Your objective: Every entry below, from first to last, should be copied exactly.

Given data:

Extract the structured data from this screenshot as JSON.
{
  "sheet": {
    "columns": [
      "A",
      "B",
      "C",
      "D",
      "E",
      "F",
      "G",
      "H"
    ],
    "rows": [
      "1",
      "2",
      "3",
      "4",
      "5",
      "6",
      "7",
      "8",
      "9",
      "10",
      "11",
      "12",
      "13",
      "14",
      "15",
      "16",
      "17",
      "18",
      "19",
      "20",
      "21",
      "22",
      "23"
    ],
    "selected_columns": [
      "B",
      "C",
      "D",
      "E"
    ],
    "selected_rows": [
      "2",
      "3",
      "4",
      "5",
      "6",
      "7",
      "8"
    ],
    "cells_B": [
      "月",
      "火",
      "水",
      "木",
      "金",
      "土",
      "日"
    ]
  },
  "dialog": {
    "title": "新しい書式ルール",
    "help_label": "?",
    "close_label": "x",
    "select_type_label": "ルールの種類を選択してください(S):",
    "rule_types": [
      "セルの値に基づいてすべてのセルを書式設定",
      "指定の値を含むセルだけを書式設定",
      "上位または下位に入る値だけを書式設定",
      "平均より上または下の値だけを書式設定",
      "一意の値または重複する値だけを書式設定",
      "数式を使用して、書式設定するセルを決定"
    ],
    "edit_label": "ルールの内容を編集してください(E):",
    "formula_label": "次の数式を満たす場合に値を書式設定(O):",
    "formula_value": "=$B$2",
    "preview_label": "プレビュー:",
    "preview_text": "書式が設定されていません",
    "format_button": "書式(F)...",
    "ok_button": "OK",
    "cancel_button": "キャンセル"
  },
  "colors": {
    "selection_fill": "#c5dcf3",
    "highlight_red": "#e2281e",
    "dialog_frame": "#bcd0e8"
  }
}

Response to the task:
Extract the structured data from this screenshot as JSON.
{
  "sheet": {
    "columns": [
      "A",
      "B",
      "C",
      "D",
      "E",
      "F",
      "G",
      "H"
    ],
    "rows": [
      "1",
      "2",
      "3",
      "4",
      "5",
      "6",
      "7",
      "8",
      "9",
      "10",
      "11",
      "12",
      "13",
      "14",
      "15",
      "16",
      "17",
      "18",
      "19",
      "20",
      "21",
      "22",
      "23"
    ],
    "selected_columns": [
      "B",
      "C",
      "D",
      "E"
    ],
    "selected_rows": [
      "2",
      "3",
      "4",
      "5",
      "6",
      "7",
      "8"
    ],
    "cells_B": [
      "月",
      "火",
      "水",
      "木",
      "金",
      "土",
      "日"
    ]
  },
  "dialog": {
    "title": "新しい書式ルール",
    "help_label": "?",
    "close_label": "x",
    "select_type_label": "ルールの種類を選択してください(S):",
    "rule_types": [
      "セルの値に基づいてすべてのセルを書式設定",
      "指定の値を含むセルだけを書式設定",
      "上位または下位に入る値だけを書式設定",
      "平均より上または下の値だけを書式設定",
      "一意の値または重複する値だけを書式設定",
      "数式を使用して、書式設定するセルを決定"
    ],
    "edit_label": "ルールの内容を編集してください(E):",
    "formula_label": "次の数式を満たす場合に値を書式設定(O):",
    "formula_value": "=$B$2",
    "preview_label": "プレビュー:",
    "preview_text": "書式が設定されていません",
    "format_button": "書式(F)...",
    "ok_button": "OK",
    "cancel_button": "キャンセル"
  },
  "colors": {
    "selection_fill": "#c5dcf3",
    "highlight_red": "#e2281e",
    "dialog_frame": "#bcd0e8"
  }
}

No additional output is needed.